  • A guaranteed minimum amount of niacin
  • Prebiotics and probiotics to support digestion and immunity
  • Vitamins and minerals for healthy egg production
  • Small, hard pellets that are perfect for dabbling

Help your ducks live their best lives with their own specially formulated diet: Country Feeds Duck Feed!

Duck Tales – the Adventure Continues. Owning ducks.

The following series will take you on a journey with Nutrena Poultry Expert, Twain Lockhart and his wife as they navigate the ins and outs of owning ducks.

The duck adventure is progressing along, with these guys really growing fast.

At 6 weeks of age, we moved them to their own separate coop, complete with a pond (plastic kiddie pool)!

I cannot stress how much they love the access to water.

It needs to be changed daily, and they make a muddy mess, but it is so entertaining to watch, so we forgive them pretty quickly.

Speaking of entertainment, these guys are vocal! As I say, they talk to my wife and yell at me.

As the temperatures dropped this winter, a few challenges have arose. Obviously the pond had to be removed.

Additionally, we’ve had to provide water access to them throughout the day, as their location doesn’t have running water.

We’ve provided some straw for bedding, to keep them warm and that seems to keep them content.

As much as us humans are anticipating Spring, I’d venture to guess these ducks are counting down the days until they see the return of their pond and sunshine!

Also read: Getting my ducks in a row!

Caring for a Multi-Species Flock of Chickens

Flock expansion can be an exciting endeavor, especially when you are looking to add a new species or two. It can be a fun and challenging task to meet the needs of a multi-species flock of chickens.

Here are a few tips and recommendations to consider if you plan to take your flock to the next level.

There are three main areas of focus before caring for a multi-species flock:

  • Coop Cleanliness
  • Living Space
  • Management Techniques

Coop cleanliness

Providing your multi-species flock with a clean home is of the utmost importance in preventing sickness.

Keep the coop clean and dry, and keep waterers out of the coop area to prevent splashing and playing by waterfowl.

Remember, anytime you bring new poultry in, you must quarantine them before mixing with the rest of the flock.

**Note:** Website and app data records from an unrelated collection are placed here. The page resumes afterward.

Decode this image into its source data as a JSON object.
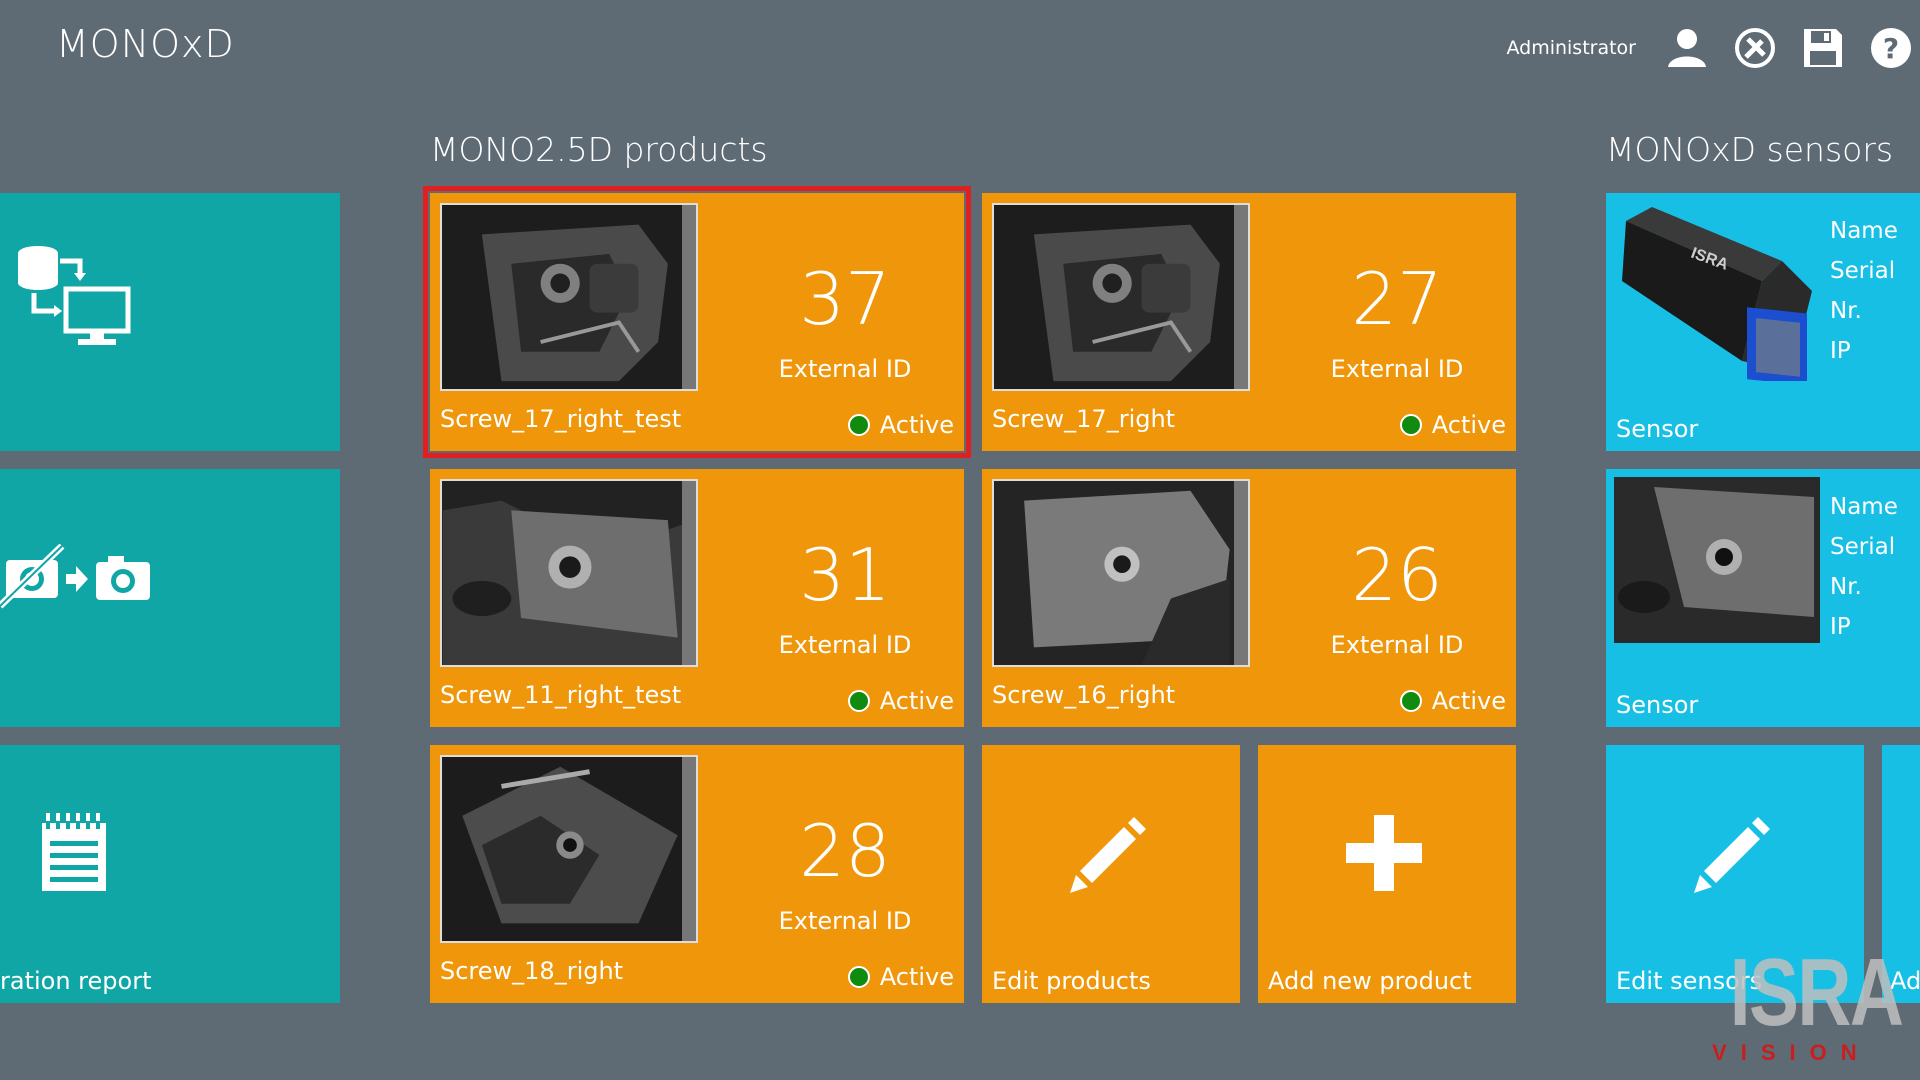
{
  "app": {
    "title": "MONOxD"
  },
  "header": {
    "user": "Administrator",
    "icons": [
      "user-icon",
      "tools-icon",
      "save-icon",
      "help-icon"
    ]
  },
  "left": {
    "tiles": [
      {
        "icon": "data-transfer-icon"
      },
      {
        "icon": "camera-replace-icon"
      },
      {
        "icon": "report-icon",
        "label": "ration report"
      }
    ]
  },
  "products": {
    "title": "MONO2.5D products",
    "items": [
      {
        "number": "37",
        "ext_label": "External ID",
        "name": "Screw_17_right_test",
        "status": "Active",
        "selected": true
      },
      {
        "number": "27",
        "ext_label": "External ID",
        "name": "Screw_17_right",
        "status": "Active"
      },
      {
        "number": "31",
        "ext_label": "External ID",
        "name": "Screw_11_right_test",
        "status": "Active"
      },
      {
        "number": "26",
        "ext_label": "External ID",
        "name": "Screw_16_right",
        "status": "Active"
      },
      {
        "number": "28",
        "ext_label": "External ID",
        "name": "Screw_18_right",
        "status": "Active"
      }
    ],
    "edit_label": "Edit products",
    "add_label": "Add new product"
  },
  "sensors": {
    "title": "MONOxD sensors",
    "items": [
      {
        "name_label": "Name",
        "serial_label": "Serial Nr.",
        "ip_label": "IP",
        "label": "Sensor"
      },
      {
        "name_label": "Name",
        "serial_label": "Serial Nr.",
        "ip_label": "IP",
        "label": "Sensor"
      }
    ],
    "edit_label": "Edit sensors",
    "add_label": "Ad"
  },
  "logo": {
    "main": "ISRA",
    "sub": "VISION"
  },
  "colors": {
    "background": "#5f6b74",
    "teal": "#10a6a6",
    "orange": "#ef960b",
    "cyan": "#18bfe5",
    "selection": "#e02020",
    "active": "#108b10"
  }
}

Not only will the aid in preventing any pre-existing disease they may bring in, but also is safer for the birds until they are acclimated.

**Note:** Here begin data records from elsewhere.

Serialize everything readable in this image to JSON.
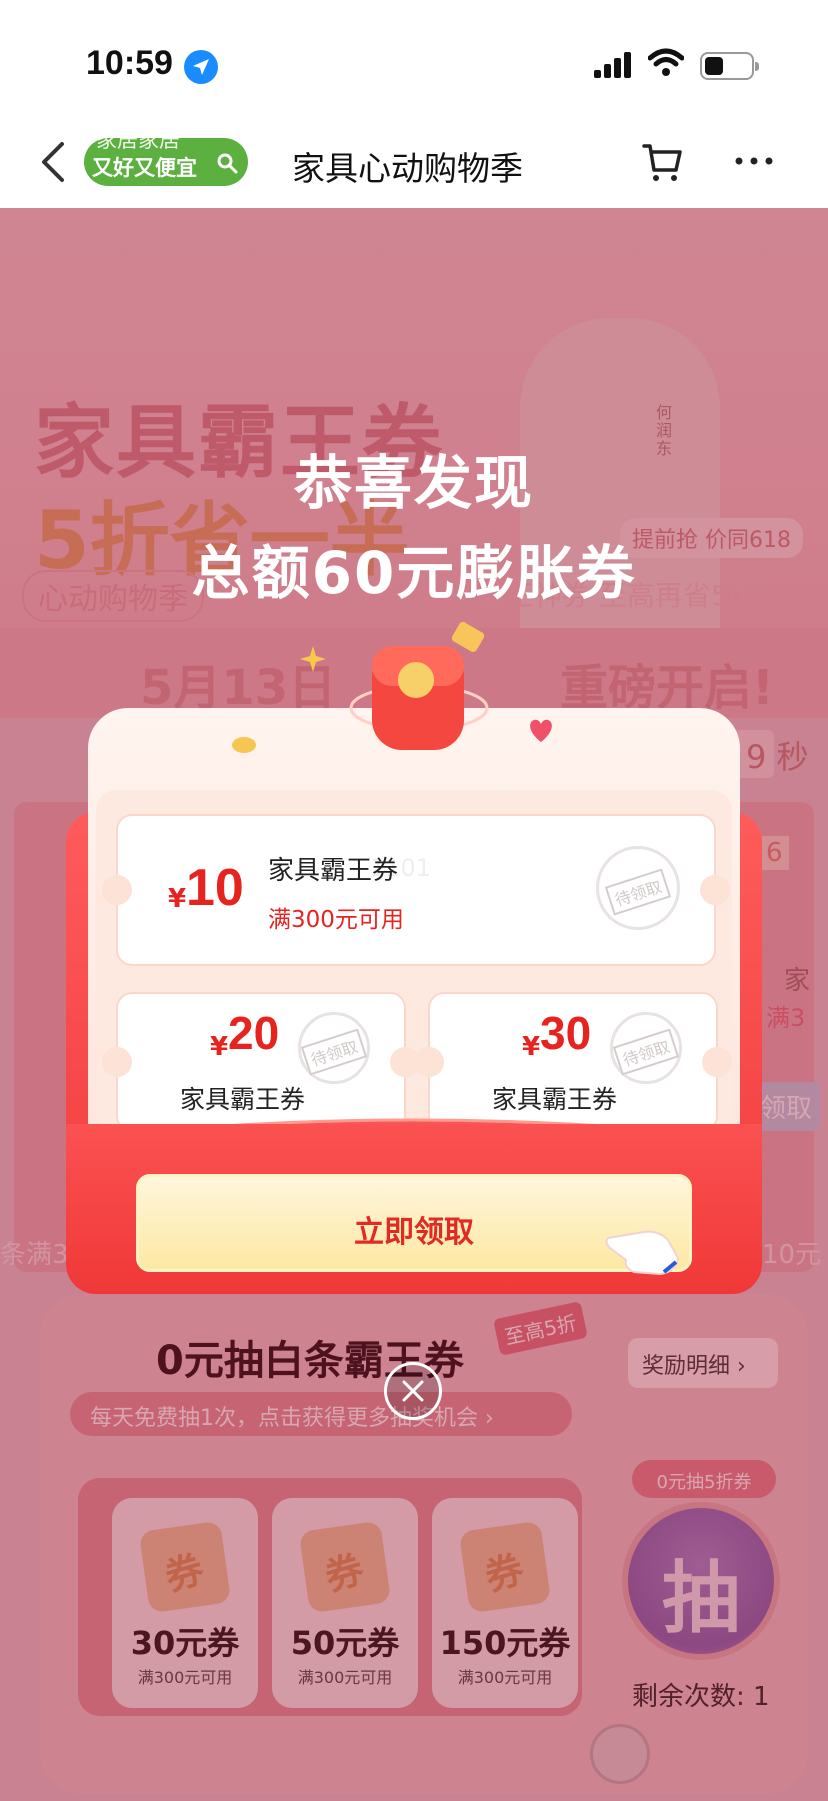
{
  "status_bar": {
    "time": "10:59"
  },
  "nav": {
    "pill_line1": "家居家居",
    "pill_line2": "又好又便宜",
    "title": "家具心动购物季"
  },
  "background": {
    "banner_line1": "家具霸王券",
    "banner_line2": "5折省一半",
    "banner_sub1": "心动购物季",
    "banner_sub2": "领霸王神券 至高再省50%",
    "person_name": "何润东",
    "banner_tag": "提前抢 价同618",
    "strip_left": "5月13日",
    "strip_right": "重磅开启!",
    "countdown_digit": "9",
    "countdown_unit": "秒",
    "side_num": "6",
    "side_text1": "家",
    "side_text2": "满3",
    "side_btn": "领取",
    "bottom_left": "条满3",
    "bottom_right": "10元"
  },
  "lottery": {
    "title": "0元抽白条霸王券",
    "tag": "至高5折",
    "subtitle": "每天免费抽1次，点击获得更多抽奖机会 ›",
    "reward_detail": "奖励明细 ›",
    "prizes": [
      {
        "icon_text": "券",
        "amount": "30元券",
        "condition": "满300元可用"
      },
      {
        "icon_text": "券",
        "amount": "50元券",
        "condition": "满300元可用"
      },
      {
        "icon_text": "券",
        "amount": "150元券",
        "condition": "满300元可用"
      }
    ],
    "draw_pill": "0元抽5折券",
    "draw_button": "抽",
    "remaining": "剩余次数: 1"
  },
  "modal": {
    "heading_line1": "恭喜发现",
    "heading_line2": "总额60元膨胀券",
    "coupons": [
      {
        "currency": "¥",
        "amount": "10",
        "name": "家具霸王券",
        "condition": "满300元可用",
        "stamp": "待领取"
      },
      {
        "currency": "¥",
        "amount": "20",
        "name": "家具霸王券",
        "stamp": "待领取"
      },
      {
        "currency": "¥",
        "amount": "30",
        "name": "家具霸王券",
        "stamp": "待领取"
      }
    ],
    "faint_code": "1101",
    "claim_button": "立即领取"
  },
  "colors": {
    "accent_red": "#e7231f",
    "envelope_red": "#f03a3a",
    "overlay": "#8c001e",
    "pill_green": "#5cb040"
  },
  "icons": [
    "location-arrow-icon",
    "signal-icon",
    "wifi-icon",
    "battery-icon",
    "back-icon",
    "search-icon",
    "cart-icon",
    "more-icon",
    "red-packet-icon",
    "hand-pointer-icon",
    "close-icon",
    "coupon-icon",
    "smile-icon"
  ]
}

Living Space

Larger poultry need more space, so plan accordingly. Factor in a minimum of 4-square-feet per chicken and even more for larger birds. Failing to provide adequate space can lead to boredom and birds will likely begin to peck at one another.

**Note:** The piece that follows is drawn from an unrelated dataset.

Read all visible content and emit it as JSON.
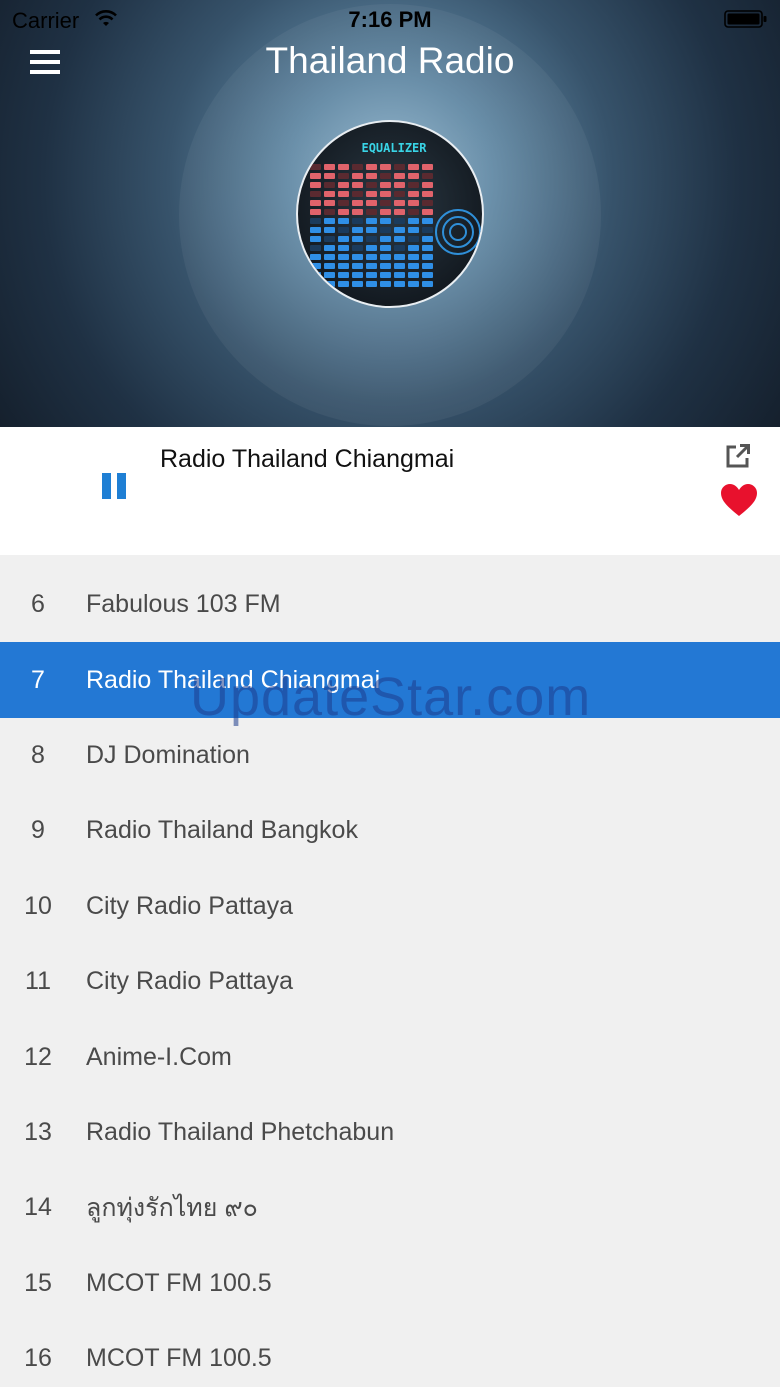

If space is an issue, or the birds are more confined during the winter months, make sure there are plenty of food/toys/distractions to relieve boredom.

Management Techniques

A successful multi-species flock is an environment where there is little stress on the birds. Having a good ratio of male to female poultry will help keep a balance in the coop.

A good rule of thumb for chickens is approximately 7 hens to 1 rooster. For ducks or other waterfowl, a good balance would include 5-6 females to 1 drake.

Remember that waterfowl are different from chickens and other birds in that they like wet conditions. So their bedding should have more absorbency like straw, pine shavings or grass from lawn mowing.

Additionally, ducks don’t like to roost like chickens, so don’t expect to see them on the perches of your coop! They also prefer cooler weather, are more active at night and thoroughly enjoy the opportunity to take a dip in a pool or other body of water.

Another multi-species management recommendation would be to keep chickens and turkeys separate. This is to preventing Blackhead disease carried from chickens to turkeys.

Although not extremely common in a small flock setting, it can be fatal to turkeys if contracted.

These considerations and many more should be made before you dive head first into managing a multi-species flock.

If you are up for the challenge, undoubtedly much enjoyment of watching them grow and flourish is in your future!